**Task brief:** Return all lines in the material below that contain "Subs".

**Available data:**
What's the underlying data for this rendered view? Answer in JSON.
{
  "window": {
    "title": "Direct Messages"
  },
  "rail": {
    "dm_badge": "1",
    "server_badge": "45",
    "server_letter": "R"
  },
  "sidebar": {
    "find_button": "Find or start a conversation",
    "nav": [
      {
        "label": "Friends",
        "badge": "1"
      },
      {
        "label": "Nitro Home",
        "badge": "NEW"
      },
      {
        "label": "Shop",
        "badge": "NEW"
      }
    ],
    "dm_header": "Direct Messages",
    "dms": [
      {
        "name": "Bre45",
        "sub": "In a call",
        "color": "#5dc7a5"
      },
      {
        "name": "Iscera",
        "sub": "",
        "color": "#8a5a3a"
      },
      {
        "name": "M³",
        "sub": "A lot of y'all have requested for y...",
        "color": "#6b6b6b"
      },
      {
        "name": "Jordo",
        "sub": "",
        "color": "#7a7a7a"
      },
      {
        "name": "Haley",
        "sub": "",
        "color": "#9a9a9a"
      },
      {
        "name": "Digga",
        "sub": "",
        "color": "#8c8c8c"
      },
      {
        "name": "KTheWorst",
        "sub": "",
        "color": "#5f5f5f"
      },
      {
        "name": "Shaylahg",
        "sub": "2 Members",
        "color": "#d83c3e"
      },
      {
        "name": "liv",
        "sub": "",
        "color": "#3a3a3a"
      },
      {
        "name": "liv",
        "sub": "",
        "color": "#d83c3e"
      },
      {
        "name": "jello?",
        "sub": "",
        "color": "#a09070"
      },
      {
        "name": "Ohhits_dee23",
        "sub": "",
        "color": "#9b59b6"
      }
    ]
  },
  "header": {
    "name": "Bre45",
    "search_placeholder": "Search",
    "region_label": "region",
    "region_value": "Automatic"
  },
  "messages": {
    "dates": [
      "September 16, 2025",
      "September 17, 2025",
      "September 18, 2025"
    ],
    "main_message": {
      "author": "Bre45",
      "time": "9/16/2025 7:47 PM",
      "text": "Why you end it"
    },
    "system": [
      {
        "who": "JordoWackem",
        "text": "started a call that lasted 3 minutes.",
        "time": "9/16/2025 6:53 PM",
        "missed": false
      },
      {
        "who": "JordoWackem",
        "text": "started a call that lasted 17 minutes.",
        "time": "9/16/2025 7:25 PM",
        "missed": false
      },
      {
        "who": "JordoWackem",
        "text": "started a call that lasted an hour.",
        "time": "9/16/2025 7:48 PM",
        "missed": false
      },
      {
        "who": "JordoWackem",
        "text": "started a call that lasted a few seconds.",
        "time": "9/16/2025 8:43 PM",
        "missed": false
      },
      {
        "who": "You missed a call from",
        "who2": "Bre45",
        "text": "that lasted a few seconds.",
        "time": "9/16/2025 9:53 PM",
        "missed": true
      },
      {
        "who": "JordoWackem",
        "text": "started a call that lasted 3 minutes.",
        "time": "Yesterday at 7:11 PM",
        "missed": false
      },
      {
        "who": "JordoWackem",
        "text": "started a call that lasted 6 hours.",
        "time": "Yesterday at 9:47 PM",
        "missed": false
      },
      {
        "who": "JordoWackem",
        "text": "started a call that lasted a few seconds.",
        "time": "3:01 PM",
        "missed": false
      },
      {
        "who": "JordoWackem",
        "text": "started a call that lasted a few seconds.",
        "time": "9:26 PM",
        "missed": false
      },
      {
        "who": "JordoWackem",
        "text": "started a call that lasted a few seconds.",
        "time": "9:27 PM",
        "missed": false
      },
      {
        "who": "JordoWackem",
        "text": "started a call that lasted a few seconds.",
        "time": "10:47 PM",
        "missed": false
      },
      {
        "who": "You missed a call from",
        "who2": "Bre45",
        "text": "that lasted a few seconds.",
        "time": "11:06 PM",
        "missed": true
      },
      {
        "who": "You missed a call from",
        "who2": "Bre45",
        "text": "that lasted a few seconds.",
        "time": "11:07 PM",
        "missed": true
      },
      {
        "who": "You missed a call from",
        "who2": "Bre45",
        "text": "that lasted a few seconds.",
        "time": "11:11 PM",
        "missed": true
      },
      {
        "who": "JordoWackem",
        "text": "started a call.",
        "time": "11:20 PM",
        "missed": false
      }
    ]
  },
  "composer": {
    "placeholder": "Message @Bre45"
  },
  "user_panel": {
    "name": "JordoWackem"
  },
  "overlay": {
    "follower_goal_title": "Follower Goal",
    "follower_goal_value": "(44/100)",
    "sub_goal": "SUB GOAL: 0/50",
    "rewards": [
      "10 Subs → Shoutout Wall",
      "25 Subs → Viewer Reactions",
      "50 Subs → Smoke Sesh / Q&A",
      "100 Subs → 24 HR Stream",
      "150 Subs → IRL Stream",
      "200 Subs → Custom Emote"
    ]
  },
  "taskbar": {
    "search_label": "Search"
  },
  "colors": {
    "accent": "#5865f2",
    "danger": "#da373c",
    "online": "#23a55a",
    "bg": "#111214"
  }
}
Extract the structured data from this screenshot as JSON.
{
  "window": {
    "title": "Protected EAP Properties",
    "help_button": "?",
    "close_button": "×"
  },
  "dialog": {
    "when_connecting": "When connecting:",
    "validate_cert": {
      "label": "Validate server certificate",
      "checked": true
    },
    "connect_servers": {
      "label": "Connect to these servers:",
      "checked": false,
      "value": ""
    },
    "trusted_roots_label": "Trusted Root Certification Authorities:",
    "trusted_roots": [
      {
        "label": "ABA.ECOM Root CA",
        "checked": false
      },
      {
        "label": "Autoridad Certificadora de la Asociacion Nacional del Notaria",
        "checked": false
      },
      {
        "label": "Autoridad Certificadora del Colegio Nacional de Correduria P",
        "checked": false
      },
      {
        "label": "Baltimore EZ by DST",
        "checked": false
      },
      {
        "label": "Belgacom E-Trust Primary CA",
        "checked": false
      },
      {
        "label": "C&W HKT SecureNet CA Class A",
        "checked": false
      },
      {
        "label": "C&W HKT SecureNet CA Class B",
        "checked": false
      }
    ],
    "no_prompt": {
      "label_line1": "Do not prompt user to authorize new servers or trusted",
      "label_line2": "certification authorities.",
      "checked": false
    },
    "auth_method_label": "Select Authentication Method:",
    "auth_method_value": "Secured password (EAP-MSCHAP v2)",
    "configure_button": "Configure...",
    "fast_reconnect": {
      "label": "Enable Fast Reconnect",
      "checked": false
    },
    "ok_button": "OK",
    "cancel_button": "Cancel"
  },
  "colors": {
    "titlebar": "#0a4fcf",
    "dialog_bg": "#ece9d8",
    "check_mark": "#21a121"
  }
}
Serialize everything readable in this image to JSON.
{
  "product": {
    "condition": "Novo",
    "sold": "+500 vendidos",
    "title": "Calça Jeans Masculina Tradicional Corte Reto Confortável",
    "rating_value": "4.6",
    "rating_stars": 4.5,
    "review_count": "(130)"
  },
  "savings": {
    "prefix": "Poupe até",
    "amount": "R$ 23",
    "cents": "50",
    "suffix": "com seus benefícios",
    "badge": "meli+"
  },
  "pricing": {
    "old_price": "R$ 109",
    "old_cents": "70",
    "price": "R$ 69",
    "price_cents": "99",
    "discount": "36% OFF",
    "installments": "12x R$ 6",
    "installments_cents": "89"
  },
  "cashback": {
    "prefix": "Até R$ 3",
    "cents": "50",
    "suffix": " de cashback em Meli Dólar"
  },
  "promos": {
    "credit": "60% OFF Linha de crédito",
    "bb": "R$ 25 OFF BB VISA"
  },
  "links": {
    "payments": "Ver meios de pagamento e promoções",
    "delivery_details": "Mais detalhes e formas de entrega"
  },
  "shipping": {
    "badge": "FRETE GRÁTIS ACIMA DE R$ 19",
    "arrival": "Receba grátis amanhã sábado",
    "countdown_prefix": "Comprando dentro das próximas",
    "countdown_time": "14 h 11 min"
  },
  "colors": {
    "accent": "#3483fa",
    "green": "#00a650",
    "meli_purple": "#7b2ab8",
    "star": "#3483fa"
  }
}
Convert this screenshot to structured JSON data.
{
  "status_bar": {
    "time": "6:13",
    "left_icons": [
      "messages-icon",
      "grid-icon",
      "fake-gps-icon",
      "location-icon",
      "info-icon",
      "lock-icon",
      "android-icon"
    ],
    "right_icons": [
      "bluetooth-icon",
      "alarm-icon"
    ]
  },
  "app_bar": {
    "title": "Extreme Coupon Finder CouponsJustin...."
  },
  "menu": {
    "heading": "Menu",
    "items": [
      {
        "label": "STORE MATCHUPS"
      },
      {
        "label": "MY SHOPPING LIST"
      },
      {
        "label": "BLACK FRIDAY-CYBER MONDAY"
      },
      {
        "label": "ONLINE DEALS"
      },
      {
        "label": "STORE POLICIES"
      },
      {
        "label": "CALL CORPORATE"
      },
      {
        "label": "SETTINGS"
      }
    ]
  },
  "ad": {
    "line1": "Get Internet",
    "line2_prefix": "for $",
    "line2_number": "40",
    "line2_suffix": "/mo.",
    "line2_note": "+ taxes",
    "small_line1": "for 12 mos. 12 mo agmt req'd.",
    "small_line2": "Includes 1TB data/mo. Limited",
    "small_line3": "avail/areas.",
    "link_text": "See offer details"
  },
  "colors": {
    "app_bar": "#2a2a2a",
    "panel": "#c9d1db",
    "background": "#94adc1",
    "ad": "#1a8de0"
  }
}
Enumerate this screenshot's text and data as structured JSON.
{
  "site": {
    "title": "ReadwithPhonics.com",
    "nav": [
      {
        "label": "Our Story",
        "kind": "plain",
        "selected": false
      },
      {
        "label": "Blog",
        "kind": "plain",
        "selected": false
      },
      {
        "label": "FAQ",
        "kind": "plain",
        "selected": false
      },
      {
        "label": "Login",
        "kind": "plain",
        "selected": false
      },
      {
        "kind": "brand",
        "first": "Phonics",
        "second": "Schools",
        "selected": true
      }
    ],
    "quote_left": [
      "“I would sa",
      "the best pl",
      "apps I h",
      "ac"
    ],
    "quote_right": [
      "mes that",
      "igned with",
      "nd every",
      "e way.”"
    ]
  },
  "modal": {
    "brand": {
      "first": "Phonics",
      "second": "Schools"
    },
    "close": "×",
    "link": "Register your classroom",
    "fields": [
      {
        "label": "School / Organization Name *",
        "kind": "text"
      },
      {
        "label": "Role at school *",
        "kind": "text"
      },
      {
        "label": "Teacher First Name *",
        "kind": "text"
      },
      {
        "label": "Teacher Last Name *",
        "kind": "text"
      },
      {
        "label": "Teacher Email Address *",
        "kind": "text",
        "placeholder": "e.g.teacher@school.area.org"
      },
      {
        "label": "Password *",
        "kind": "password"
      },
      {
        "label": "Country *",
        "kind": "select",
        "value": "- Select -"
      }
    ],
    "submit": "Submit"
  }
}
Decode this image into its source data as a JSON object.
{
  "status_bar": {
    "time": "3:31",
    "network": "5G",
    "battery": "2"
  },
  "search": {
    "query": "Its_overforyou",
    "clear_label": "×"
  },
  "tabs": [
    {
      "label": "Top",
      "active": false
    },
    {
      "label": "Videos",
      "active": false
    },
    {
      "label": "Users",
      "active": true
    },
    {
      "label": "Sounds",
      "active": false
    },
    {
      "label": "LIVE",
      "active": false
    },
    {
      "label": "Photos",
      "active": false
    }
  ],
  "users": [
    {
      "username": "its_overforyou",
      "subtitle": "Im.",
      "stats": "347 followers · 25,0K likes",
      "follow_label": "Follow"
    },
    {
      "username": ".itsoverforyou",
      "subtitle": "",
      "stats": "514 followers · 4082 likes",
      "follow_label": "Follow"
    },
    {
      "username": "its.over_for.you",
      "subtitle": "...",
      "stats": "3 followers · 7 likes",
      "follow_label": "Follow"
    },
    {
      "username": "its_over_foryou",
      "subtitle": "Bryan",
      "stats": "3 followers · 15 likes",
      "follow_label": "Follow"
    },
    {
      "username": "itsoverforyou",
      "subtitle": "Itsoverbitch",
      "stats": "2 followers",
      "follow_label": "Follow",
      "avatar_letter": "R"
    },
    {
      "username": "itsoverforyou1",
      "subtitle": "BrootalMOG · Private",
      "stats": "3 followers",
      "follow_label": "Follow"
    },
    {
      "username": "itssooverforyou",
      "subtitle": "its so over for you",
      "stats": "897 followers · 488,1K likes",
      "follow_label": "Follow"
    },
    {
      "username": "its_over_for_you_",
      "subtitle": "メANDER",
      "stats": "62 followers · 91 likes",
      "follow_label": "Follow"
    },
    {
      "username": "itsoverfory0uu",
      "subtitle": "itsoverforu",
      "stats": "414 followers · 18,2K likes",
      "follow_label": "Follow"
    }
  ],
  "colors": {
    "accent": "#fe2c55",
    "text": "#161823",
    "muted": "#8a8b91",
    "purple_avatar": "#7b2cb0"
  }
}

**Written solution:**
      "10 Subs → Shoutout Wall",
      "25 Subs → Viewer Reactions",
      "50 Subs → Smoke Sesh / Q&A",
      "100 Subs → 24 HR Stream",
      "150 Subs → IRL Stream",
      "200 Subs → Custom Emote"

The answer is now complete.